# Work instruction
Restate the listing word for word; omit the images.

# Available data
>>>>>

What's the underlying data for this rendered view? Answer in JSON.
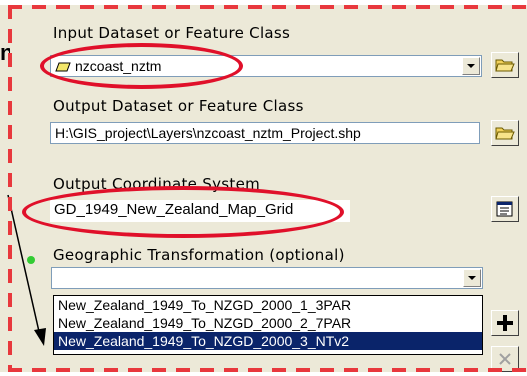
{
  "left_edge_glyph": "n",
  "input": {
    "label": "Input Dataset or Feature Class",
    "value": "nzcoast_nztm"
  },
  "output": {
    "label": "Output Dataset or Feature Class",
    "value": "H:\\GIS_project\\Layers\\nzcoast_nztm_Project.shp"
  },
  "coord": {
    "label": "Output Coordinate System",
    "value": "GD_1949_New_Zealand_Map_Grid"
  },
  "transform": {
    "label": "Geographic Transformation (optional)",
    "value": "",
    "options": [
      "New_Zealand_1949_To_NZGD_2000_1_3PAR",
      "New_Zealand_1949_To_NZGD_2000_2_7PAR",
      "New_Zealand_1949_To_NZGD_2000_3_NTv2"
    ],
    "selected_index": 2
  },
  "colors": {
    "annotation_red": "#e0102a",
    "selection_blue": "#0a246a",
    "dialog_bg": "#ece9d8"
  },
  "icons": {
    "open_folder": "open-folder-icon",
    "properties": "properties-icon",
    "add": "plus-icon",
    "remove": "x-icon",
    "polygon": "polygon-layer-icon",
    "annotation_arrow": "arrow-annotation"
  }
}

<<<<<

# Solution for this task
What's the underlying data for this rendered view? Answer in JSON.
{
  "left_edge_glyph": "n",
  "input": {
    "label": "Input Dataset or Feature Class",
    "value": "nzcoast_nztm"
  },
  "output": {
    "label": "Output Dataset or Feature Class",
    "value": "H:\\GIS_project\\Layers\\nzcoast_nztm_Project.shp"
  },
  "coord": {
    "label": "Output Coordinate System",
    "value": "GD_1949_New_Zealand_Map_Grid"
  },
  "transform": {
    "label": "Geographic Transformation (optional)",
    "value": "",
    "options": [
      "New_Zealand_1949_To_NZGD_2000_1_3PAR",
      "New_Zealand_1949_To_NZGD_2000_2_7PAR",
      "New_Zealand_1949_To_NZGD_2000_3_NTv2"
    ],
    "selected_index": 2
  },
  "colors": {
    "annotation_red": "#e0102a",
    "selection_blue": "#0a246a",
    "dialog_bg": "#ece9d8"
  },
  "icons": {
    "open_folder": "open-folder-icon",
    "properties": "properties-icon",
    "add": "plus-icon",
    "remove": "x-icon",
    "polygon": "polygon-layer-icon",
    "annotation_arrow": "arrow-annotation"
  }
}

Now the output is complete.